- _REQUIRED WORK_
Please print each entry below exactly as it stands, but without any pictures.
____ DATA UNDER STUDY
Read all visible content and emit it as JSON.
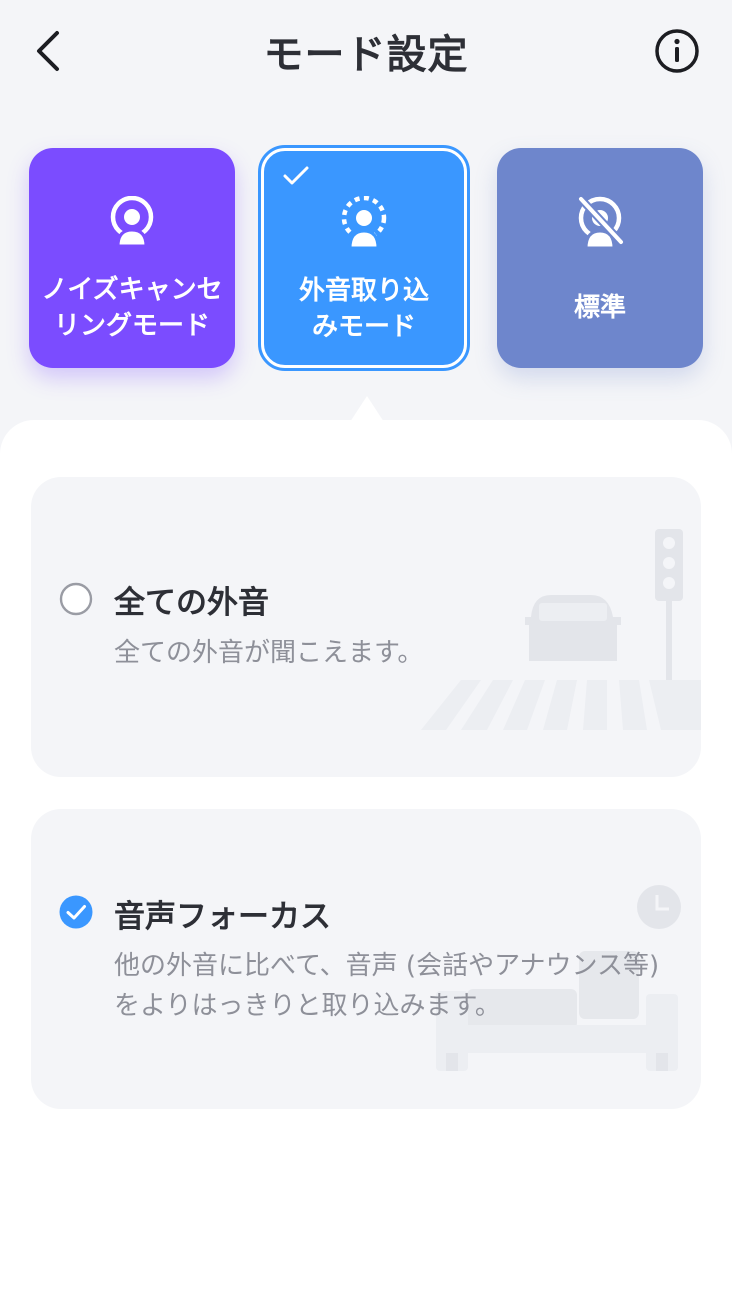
{
  "header": {
    "title": "モード設定",
    "back_icon": "chevron-left-icon",
    "info_icon": "info-icon"
  },
  "modes": [
    {
      "label": "ノイズキャンセ\nリングモード",
      "color": "#7B4CFF",
      "icon": "noise-cancel-icon",
      "selected": false
    },
    {
      "label": "外音取り込\nみモード",
      "color": "#3A97FF",
      "icon": "ambient-icon",
      "selected": true
    },
    {
      "label": "標準",
      "color": "#6E86CC",
      "icon": "standard-off-icon",
      "selected": false
    }
  ],
  "options": [
    {
      "title": "全ての外音",
      "description": "全ての外音が聞こえます。",
      "selected": false
    },
    {
      "title": "音声フォーカス",
      "description": "他の外音に比べて、音声 (会話やアナウンス等) をよりはっきりと取り込みます。",
      "selected": true
    }
  ],
  "colors": {
    "accent": "#3A97FF",
    "text": "#2D2F36",
    "subtext": "#8E9099"
  }
}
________
- _RESULT_
Read all visible content and emit it as JSON.
{
  "header": {
    "title": "モード設定",
    "back_icon": "chevron-left-icon",
    "info_icon": "info-icon"
  },
  "modes": [
    {
      "label": "ノイズキャンセ\nリングモード",
      "color": "#7B4CFF",
      "icon": "noise-cancel-icon",
      "selected": false
    },
    {
      "label": "外音取り込\nみモード",
      "color": "#3A97FF",
      "icon": "ambient-icon",
      "selected": true
    },
    {
      "label": "標準",
      "color": "#6E86CC",
      "icon": "standard-off-icon",
      "selected": false
    }
  ],
  "options": [
    {
      "title": "全ての外音",
      "description": "全ての外音が聞こえます。",
      "selected": false
    },
    {
      "title": "音声フォーカス",
      "description": "他の外音に比べて、音声 (会話やアナウンス等) をよりはっきりと取り込みます。",
      "selected": true
    }
  ],
  "colors": {
    "accent": "#3A97FF",
    "text": "#2D2F36",
    "subtext": "#8E9099"
  }
}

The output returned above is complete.